Richard Mansfield as Cyrano de Bergerac.

Brooklyn-born Walter Hampden was the next great Cyrano (who revived the role many times in the course of his career (he played three separate engagements on Broadway alone). Molded in the same actor-manager style as Mansfield, he was a Broadway mainstay for more than forty years, culminating in 1955 with his final role, as Danforth in the original production of Arthur Miller’s The Crucible. He excelled in classical roles on stage (trading in his Brooklyn accent for a much more refined one), and though he did a number of films and TV roles, he is probably best known for what is no more than a cameo in All About Eve, in which he is credited as “Aged Actor,” who is hosting the Sarah Siddons Awards that bookend the film.

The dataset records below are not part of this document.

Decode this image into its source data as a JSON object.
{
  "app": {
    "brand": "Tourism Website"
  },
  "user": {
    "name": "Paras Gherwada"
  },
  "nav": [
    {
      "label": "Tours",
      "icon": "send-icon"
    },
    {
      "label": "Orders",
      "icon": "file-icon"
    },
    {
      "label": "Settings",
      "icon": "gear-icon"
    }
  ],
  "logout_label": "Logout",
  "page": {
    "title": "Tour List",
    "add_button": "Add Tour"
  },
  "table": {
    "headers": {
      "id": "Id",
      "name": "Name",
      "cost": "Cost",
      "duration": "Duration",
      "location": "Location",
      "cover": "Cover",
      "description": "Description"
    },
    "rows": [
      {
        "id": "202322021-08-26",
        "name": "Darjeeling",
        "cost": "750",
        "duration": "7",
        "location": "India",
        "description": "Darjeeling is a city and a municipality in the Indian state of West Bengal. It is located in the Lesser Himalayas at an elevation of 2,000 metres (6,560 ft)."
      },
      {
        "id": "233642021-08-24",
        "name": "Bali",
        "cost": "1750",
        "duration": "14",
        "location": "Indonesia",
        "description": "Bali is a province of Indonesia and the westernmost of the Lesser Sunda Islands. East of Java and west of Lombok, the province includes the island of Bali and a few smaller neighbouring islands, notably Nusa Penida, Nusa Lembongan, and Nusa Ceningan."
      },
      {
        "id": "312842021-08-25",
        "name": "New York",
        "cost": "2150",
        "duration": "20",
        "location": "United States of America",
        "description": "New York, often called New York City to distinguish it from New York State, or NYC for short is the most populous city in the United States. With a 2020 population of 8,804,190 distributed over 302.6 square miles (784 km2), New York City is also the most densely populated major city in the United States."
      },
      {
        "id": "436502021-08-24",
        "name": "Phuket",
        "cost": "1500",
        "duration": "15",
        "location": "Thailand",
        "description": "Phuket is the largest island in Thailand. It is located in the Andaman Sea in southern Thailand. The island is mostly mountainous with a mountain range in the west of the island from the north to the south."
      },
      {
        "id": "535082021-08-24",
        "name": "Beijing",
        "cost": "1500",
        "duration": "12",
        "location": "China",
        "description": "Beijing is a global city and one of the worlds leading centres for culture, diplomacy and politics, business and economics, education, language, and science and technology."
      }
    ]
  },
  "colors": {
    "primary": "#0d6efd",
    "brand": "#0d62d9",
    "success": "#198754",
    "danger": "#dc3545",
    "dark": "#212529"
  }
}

My favorite story about Walter Hampden was told to me by the late Fritz Weaver when I interviewed him in 2014. Weaver was enamored of Hampden’s Cyrano and modeled himself upon the actor, much as Hampden did on Richard Mansfield. “I wanted to be an actor from the moment my brother and I saw Walter Hampden as Cyrano,” Weaver told me. “Years later, when I was appearing in Boston, Elliot Norton singled me out in a review saying, ‘He gives a very impressive performance in the old Walter Hampden style of acting.’ And that made my day! My brother went on to become a very famous artist and painted Hampden as Cyrano. It hangs in my living room.”

Walter Hampden as Cyrano de Bergerac.